### BRIEF
Please find every line below that includes "Adaptación" and report how many there are. Nothing else is needed.
☆ ☆ ☆ ☆ ☆
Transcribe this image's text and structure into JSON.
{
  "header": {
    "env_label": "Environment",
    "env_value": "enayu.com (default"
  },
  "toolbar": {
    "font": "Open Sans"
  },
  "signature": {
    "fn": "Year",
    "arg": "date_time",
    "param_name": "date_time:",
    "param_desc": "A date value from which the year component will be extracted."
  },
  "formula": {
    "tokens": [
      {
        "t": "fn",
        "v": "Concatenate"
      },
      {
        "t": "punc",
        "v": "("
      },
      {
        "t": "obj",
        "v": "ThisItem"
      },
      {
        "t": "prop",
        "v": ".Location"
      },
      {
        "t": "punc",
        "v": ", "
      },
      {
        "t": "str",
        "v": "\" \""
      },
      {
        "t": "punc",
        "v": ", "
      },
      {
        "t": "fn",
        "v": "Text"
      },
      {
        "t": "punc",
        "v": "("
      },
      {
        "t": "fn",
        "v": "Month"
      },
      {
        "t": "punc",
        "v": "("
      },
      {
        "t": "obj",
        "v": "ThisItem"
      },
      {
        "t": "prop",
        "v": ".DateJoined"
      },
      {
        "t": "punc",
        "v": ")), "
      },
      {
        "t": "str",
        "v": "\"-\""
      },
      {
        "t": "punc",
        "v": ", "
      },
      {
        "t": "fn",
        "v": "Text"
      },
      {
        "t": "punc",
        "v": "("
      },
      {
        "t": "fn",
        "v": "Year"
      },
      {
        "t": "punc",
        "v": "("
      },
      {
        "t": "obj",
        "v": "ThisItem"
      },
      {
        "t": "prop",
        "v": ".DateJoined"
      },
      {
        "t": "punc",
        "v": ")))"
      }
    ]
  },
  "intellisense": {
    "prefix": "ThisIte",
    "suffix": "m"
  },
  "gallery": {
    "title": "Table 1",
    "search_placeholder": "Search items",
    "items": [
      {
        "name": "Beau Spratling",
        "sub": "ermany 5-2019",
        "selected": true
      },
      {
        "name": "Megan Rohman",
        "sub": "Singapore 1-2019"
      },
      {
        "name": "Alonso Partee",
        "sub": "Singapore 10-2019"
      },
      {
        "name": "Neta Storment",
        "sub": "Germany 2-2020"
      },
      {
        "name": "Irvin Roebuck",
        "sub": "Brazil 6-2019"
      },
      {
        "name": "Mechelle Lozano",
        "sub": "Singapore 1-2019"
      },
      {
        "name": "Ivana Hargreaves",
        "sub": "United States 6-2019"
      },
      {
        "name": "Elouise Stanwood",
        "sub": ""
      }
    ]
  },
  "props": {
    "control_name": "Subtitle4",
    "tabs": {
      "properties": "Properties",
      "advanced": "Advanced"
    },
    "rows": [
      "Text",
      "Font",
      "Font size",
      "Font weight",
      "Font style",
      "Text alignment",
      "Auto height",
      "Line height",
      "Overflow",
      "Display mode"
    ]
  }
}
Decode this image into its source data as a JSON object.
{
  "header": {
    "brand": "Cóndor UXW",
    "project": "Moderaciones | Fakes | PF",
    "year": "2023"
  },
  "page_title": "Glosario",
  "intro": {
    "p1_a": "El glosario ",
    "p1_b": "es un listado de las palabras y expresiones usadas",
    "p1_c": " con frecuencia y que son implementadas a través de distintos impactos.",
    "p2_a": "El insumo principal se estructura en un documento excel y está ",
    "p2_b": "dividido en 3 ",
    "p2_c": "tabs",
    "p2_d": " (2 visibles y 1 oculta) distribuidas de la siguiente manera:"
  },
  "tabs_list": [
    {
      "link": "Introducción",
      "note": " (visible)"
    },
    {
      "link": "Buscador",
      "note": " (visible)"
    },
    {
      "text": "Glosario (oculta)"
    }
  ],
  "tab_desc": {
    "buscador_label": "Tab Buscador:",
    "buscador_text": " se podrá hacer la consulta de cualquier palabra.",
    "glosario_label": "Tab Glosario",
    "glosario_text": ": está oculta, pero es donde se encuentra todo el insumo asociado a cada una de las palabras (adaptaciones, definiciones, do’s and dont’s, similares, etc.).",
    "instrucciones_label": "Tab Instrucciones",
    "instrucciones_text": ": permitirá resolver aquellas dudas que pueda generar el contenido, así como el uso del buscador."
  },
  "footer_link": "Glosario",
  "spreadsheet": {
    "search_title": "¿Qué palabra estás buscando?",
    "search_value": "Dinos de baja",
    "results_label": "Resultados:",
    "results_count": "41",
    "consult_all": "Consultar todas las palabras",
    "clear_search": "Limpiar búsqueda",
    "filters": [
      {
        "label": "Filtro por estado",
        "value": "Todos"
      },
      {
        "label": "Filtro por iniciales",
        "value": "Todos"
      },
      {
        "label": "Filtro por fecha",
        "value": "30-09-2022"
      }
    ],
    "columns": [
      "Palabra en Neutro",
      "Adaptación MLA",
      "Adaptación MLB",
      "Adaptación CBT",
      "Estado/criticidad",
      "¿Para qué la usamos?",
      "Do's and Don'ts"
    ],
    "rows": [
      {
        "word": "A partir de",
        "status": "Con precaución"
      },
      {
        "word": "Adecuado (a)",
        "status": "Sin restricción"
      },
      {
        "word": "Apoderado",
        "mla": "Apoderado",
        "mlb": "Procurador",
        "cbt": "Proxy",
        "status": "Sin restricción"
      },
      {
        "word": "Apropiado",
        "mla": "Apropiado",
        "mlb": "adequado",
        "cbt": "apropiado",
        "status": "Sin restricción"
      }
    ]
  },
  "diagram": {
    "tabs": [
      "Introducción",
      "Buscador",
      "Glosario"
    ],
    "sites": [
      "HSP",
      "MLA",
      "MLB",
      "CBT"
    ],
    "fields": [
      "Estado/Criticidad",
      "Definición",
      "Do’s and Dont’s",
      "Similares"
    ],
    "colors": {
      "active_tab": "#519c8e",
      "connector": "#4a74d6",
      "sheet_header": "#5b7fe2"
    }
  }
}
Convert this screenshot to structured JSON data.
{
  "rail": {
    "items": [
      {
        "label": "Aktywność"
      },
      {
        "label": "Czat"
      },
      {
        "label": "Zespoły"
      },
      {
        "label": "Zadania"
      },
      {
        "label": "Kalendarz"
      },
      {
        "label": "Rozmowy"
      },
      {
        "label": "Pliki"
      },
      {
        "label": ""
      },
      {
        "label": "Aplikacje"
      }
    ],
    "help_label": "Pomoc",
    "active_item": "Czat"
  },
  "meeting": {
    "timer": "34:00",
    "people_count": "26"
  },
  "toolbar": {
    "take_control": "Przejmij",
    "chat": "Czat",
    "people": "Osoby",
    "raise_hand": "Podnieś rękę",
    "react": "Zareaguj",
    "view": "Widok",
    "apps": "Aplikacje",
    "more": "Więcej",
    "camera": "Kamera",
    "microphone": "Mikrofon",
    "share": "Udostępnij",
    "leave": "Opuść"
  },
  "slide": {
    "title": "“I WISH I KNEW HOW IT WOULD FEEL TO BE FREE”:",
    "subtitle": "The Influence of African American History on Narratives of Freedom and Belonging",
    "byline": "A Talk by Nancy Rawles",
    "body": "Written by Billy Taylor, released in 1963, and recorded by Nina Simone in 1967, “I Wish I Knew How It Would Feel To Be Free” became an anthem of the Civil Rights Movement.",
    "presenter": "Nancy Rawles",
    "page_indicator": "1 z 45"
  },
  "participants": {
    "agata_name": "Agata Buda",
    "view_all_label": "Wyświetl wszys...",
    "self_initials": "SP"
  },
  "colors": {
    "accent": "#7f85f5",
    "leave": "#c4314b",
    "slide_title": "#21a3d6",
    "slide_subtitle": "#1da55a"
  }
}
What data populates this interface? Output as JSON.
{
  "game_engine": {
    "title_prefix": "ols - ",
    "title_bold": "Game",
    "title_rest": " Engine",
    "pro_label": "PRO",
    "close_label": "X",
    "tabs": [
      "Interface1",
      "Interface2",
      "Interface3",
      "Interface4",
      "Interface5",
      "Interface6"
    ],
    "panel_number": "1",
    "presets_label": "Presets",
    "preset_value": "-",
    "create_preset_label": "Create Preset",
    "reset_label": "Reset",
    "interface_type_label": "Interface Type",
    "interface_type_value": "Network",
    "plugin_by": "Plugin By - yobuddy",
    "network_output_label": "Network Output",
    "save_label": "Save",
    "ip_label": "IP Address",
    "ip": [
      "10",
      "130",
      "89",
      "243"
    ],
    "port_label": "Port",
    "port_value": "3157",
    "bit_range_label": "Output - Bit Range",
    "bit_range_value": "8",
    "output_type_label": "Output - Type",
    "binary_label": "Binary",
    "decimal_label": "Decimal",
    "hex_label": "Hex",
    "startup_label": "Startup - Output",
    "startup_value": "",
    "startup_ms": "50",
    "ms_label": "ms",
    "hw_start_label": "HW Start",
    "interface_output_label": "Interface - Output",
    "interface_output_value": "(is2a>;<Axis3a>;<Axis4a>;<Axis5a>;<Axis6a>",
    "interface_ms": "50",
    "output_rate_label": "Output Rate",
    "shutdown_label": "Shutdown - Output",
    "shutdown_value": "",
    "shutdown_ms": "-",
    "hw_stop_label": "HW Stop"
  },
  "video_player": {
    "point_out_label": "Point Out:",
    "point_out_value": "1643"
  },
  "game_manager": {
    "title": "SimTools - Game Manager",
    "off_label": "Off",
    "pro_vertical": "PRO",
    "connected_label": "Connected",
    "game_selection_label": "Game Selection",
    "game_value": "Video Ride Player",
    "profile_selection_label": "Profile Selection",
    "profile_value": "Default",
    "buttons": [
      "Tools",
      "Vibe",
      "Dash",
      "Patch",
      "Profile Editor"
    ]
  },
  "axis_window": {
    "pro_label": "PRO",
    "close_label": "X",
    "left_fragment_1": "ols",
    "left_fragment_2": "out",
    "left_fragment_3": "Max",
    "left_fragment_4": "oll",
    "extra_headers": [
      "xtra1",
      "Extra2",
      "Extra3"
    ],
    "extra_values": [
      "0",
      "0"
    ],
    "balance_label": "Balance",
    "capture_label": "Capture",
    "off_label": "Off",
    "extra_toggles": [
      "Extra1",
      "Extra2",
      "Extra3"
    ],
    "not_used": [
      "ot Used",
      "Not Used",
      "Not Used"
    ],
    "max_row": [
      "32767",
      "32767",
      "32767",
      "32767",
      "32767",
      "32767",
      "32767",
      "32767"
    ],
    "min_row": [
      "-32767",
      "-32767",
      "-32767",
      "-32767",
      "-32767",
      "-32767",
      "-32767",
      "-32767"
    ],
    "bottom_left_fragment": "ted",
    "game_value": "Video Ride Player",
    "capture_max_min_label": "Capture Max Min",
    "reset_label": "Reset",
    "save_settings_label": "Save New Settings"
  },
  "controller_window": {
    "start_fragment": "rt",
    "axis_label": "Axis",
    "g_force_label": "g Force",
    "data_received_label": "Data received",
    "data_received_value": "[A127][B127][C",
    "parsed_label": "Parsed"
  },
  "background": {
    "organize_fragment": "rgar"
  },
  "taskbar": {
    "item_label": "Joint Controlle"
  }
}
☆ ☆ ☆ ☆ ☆
### ANSWER SECTION
3